• RECORDS FOR THIS TASK:
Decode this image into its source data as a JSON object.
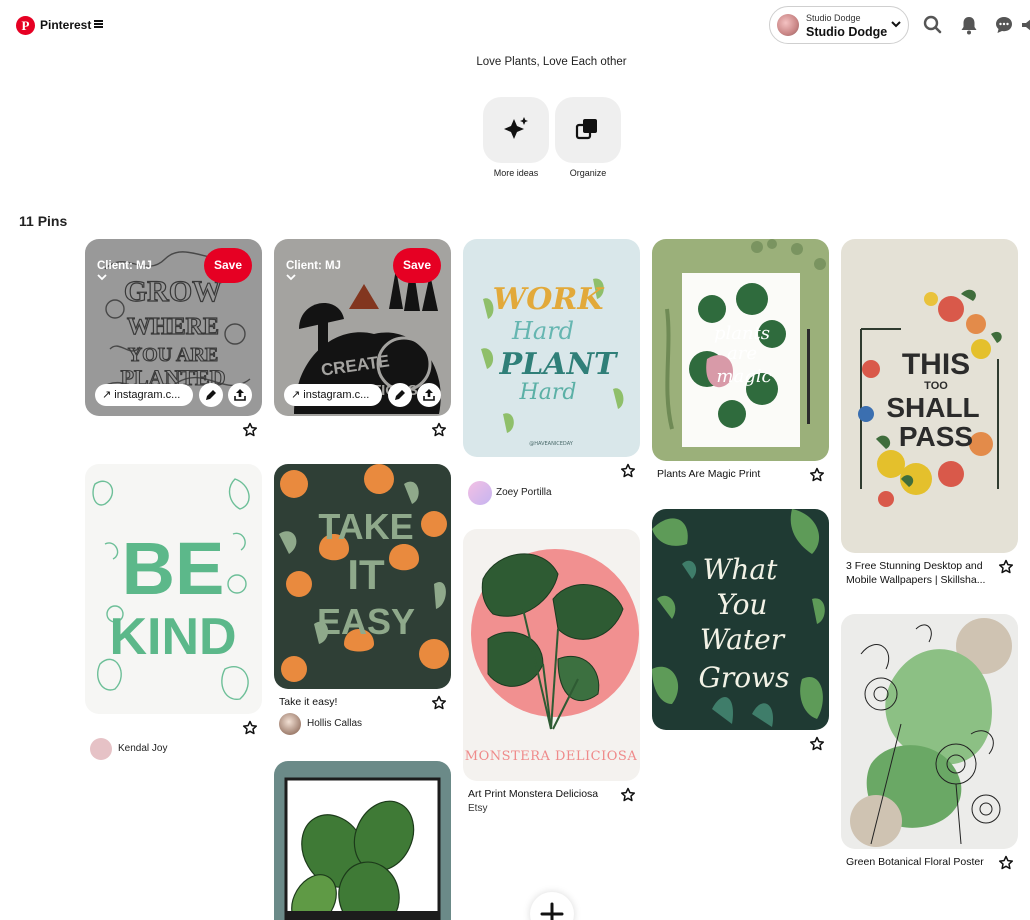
{
  "header": {
    "brand": "Pinterest",
    "account_small": "Studio Dodge",
    "account_name": "Studio Dodge"
  },
  "board": {
    "description": "Love Plants, Love Each other",
    "more_ideas_label": "More ideas",
    "organize_label": "Organize",
    "pin_count": "11 Pins"
  },
  "pins": {
    "grow": {
      "client": "Client: MJ",
      "save": "Save",
      "link": "instagram.c..."
    },
    "create": {
      "client": "Client: MJ",
      "save": "Save",
      "link": "instagram.c..."
    },
    "work": {
      "user": "Zoey Portilla"
    },
    "plants": {
      "title": "Plants Are Magic Print"
    },
    "this": {
      "title": "3 Free Stunning Desktop and Mobile Wallpapers | Skillsha..."
    },
    "bekind": {
      "user": "Kendal Joy"
    },
    "take": {
      "title": "Take it easy!",
      "user": "Hollis Callas"
    },
    "monstera": {
      "title": "Art Print Monstera Deliciosa",
      "source": "Etsy"
    },
    "green": {
      "title": "Green Botanical Floral Poster"
    }
  },
  "colors": {
    "brand_red": "#e60023",
    "tool_bg": "#efefef"
  }
}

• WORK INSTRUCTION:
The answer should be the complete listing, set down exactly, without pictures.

• ANSWER FOR THIS EXERCISE:
Decode this image into its source data as a JSON object.
{
  "header": {
    "brand": "Pinterest",
    "account_small": "Studio Dodge",
    "account_name": "Studio Dodge"
  },
  "board": {
    "description": "Love Plants, Love Each other",
    "more_ideas_label": "More ideas",
    "organize_label": "Organize",
    "pin_count": "11 Pins"
  },
  "pins": {
    "grow": {
      "client": "Client: MJ",
      "save": "Save",
      "link": "instagram.c..."
    },
    "create": {
      "client": "Client: MJ",
      "save": "Save",
      "link": "instagram.c..."
    },
    "work": {
      "user": "Zoey Portilla"
    },
    "plants": {
      "title": "Plants Are Magic Print"
    },
    "this": {
      "title": "3 Free Stunning Desktop and Mobile Wallpapers | Skillsha..."
    },
    "bekind": {
      "user": "Kendal Joy"
    },
    "take": {
      "title": "Take it easy!",
      "user": "Hollis Callas"
    },
    "monstera": {
      "title": "Art Print Monstera Deliciosa",
      "source": "Etsy"
    },
    "green": {
      "title": "Green Botanical Floral Poster"
    }
  },
  "colors": {
    "brand_red": "#e60023",
    "tool_bg": "#efefef"
  }
}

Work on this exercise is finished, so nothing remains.